It’s a tactic the New York Police Department has used for years: leaving cars and bags loaded with valuables in plain sight to see if anyone takes the bait. Those who leave without trying to turn in the valuables are arrested.
A judge’s strong words in a ruling this year throwing out one such case has drawn renewed attention to the practice.
Police took Deirdre Myers and her teen daughter into custody in the Bronx in 2010 during what’s known as a “bait car” operation. It involved leaving a wad of cash in an unattended car and seeing if thieves would take advantage.

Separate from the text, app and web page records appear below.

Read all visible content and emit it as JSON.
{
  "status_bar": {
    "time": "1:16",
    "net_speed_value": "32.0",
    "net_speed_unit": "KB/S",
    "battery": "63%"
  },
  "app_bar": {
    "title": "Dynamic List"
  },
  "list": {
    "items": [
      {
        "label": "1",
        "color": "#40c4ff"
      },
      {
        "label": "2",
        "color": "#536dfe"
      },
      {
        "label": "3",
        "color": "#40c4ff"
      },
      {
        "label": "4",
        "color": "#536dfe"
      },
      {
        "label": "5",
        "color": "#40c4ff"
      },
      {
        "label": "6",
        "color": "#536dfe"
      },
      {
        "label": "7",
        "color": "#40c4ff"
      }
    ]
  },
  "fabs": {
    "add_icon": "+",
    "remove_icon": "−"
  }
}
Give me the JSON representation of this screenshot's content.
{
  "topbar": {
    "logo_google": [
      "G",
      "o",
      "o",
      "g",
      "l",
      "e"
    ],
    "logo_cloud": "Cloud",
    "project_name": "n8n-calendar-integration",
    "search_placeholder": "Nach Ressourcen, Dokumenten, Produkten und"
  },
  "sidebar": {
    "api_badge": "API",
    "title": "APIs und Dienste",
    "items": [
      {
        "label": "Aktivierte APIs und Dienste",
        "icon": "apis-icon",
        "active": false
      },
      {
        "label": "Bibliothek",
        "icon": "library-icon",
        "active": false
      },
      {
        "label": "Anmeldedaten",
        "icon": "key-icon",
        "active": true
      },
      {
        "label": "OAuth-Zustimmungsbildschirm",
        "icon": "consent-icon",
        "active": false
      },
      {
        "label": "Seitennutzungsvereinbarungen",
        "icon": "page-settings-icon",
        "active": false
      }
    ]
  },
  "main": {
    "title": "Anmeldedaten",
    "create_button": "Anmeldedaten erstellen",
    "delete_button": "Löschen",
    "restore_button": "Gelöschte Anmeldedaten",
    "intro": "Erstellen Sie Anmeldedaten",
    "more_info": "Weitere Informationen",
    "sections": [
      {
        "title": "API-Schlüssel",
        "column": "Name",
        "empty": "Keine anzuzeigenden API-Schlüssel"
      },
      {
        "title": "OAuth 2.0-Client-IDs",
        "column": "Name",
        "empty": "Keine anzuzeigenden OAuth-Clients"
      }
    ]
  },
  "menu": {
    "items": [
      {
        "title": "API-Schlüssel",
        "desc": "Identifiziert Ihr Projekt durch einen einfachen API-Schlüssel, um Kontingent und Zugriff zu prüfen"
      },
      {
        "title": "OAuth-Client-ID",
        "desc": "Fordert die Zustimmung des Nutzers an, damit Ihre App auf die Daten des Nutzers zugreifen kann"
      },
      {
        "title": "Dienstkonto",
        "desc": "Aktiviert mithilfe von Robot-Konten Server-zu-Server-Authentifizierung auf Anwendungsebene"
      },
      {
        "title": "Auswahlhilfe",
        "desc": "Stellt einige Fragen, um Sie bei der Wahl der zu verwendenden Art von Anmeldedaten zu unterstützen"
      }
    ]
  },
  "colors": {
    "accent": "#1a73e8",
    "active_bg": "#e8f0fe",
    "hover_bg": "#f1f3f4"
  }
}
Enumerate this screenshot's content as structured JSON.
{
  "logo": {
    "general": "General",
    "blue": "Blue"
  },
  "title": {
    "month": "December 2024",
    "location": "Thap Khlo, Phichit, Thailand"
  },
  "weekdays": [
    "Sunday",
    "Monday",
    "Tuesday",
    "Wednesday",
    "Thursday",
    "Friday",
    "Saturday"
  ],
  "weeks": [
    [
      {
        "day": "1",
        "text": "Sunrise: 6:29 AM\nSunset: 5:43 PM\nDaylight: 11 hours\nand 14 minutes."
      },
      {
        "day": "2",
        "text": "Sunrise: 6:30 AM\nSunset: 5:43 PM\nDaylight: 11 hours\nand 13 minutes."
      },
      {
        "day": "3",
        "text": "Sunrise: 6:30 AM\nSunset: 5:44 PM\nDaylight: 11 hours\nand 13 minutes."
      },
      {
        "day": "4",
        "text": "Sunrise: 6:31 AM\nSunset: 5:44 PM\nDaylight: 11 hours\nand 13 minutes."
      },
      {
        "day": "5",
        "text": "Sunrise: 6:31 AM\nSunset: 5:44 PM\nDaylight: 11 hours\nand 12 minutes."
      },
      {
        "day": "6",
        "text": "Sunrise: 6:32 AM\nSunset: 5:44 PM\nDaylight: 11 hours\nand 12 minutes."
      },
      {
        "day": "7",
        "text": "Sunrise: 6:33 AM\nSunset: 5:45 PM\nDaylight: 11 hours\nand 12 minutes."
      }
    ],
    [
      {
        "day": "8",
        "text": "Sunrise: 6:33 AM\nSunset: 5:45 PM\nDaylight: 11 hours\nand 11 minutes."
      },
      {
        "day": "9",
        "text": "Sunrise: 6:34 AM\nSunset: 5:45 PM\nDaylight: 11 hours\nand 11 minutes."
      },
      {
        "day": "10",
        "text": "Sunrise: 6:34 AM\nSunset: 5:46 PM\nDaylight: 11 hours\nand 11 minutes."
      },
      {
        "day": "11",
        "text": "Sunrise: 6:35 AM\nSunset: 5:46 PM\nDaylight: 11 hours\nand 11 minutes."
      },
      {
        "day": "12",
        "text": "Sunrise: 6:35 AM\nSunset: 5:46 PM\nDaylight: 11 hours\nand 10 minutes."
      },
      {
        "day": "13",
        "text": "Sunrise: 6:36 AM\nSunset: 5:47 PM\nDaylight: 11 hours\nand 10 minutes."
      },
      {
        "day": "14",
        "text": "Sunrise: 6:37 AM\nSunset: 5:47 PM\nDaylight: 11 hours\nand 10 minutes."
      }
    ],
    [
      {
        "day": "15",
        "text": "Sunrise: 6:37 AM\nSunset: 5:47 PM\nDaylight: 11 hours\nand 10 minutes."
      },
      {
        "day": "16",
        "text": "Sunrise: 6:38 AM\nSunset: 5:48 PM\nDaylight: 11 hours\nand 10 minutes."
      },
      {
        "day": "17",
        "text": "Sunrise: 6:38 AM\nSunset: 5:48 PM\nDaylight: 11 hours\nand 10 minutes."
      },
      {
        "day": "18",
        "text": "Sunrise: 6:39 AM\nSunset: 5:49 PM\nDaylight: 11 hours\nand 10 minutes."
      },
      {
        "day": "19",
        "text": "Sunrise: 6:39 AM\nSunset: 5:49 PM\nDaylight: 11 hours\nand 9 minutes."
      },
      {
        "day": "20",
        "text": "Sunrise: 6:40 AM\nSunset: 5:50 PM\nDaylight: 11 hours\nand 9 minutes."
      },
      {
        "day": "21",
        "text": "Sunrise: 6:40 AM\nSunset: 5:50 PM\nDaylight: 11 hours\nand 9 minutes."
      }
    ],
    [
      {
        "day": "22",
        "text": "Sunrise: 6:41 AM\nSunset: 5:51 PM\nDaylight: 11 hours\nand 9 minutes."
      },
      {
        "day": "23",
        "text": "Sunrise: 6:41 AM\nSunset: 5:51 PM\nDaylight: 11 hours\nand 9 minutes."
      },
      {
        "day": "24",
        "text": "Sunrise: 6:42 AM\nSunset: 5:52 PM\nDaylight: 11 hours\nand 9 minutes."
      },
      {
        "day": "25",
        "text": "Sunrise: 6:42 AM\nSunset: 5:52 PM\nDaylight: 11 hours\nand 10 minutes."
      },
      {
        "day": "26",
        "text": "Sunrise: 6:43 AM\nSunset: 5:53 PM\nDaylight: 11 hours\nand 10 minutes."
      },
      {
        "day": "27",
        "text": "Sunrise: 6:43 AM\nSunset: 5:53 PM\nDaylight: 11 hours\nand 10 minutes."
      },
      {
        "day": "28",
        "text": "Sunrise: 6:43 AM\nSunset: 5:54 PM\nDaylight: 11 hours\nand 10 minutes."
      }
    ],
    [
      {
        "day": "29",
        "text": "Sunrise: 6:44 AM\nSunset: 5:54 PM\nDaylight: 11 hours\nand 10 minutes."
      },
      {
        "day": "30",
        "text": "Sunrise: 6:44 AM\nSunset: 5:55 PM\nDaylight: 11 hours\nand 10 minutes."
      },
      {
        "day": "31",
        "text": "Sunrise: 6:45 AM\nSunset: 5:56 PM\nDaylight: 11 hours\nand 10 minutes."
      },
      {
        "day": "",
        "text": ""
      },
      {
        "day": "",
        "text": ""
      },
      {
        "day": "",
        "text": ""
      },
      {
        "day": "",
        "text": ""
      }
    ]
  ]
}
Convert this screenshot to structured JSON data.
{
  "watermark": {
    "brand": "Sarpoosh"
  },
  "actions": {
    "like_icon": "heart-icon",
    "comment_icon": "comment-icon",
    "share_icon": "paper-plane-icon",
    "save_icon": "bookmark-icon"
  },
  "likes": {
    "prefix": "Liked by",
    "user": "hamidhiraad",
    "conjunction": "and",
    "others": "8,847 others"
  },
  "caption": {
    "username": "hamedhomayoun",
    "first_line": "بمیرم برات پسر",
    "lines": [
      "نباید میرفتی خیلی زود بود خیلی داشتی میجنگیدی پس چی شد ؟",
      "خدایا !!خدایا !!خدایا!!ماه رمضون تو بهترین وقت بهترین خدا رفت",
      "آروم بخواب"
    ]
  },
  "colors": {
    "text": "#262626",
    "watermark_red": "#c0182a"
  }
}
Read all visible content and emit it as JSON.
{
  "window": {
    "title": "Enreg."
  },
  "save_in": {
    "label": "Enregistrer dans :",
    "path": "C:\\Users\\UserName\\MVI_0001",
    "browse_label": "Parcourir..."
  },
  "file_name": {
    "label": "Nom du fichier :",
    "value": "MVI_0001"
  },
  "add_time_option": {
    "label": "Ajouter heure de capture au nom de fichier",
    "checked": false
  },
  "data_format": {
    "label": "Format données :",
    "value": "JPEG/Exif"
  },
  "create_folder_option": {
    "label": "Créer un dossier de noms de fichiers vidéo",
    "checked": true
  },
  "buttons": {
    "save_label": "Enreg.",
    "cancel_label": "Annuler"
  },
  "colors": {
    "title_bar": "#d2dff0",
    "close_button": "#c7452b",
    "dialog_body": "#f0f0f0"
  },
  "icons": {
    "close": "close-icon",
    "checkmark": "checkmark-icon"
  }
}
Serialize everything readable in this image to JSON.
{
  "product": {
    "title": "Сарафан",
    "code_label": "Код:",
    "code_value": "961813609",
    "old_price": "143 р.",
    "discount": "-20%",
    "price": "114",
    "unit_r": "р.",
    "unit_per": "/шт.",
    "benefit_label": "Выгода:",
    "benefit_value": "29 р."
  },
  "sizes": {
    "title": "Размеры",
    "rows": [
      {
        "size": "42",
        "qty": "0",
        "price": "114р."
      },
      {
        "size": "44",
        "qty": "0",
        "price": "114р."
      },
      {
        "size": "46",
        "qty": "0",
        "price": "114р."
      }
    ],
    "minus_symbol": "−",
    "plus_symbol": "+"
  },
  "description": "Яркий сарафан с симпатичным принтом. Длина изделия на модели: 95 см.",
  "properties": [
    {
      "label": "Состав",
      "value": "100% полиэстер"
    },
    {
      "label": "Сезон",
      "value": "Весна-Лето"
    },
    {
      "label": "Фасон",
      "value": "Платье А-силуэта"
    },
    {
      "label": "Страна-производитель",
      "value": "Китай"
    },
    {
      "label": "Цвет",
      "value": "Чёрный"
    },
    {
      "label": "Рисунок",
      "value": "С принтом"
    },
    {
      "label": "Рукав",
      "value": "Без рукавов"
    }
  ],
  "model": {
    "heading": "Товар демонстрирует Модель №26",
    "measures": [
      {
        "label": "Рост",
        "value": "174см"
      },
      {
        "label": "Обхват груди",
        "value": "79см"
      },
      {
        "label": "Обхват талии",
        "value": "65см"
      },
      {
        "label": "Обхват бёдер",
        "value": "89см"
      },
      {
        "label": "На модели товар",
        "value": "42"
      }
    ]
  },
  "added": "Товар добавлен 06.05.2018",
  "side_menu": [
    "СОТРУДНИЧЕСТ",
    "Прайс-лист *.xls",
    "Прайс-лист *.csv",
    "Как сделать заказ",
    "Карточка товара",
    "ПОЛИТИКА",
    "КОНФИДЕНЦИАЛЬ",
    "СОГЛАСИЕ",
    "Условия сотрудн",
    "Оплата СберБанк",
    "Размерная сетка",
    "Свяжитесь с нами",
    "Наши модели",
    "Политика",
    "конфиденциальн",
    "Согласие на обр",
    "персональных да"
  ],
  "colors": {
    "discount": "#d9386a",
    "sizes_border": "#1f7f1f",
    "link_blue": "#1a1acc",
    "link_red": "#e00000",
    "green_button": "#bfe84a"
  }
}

Judge Linda Poust Lopez found that there was no proof Deirdre Myers tried to steal anything — and that she was framed by a sting that took the tactic too far.
Myers, a 40-year-old single mother with no criminal record, has since sued the city, claiming she and her daughter were traumatized by a wrongful arrest in 2010.
The city Law Department is reviewing Myers’ lawsuit, city attorney Raju Sundaran said. But, he added, “undercover sting operations are lawful and help reduce crime.”
The judge suggested that Myers’ brush with the law had its roots in the so-called lucky bag operation that the NYPD began in 2006 to deter thefts of wallets, shopping bags, smartphones and other valuables in the subways.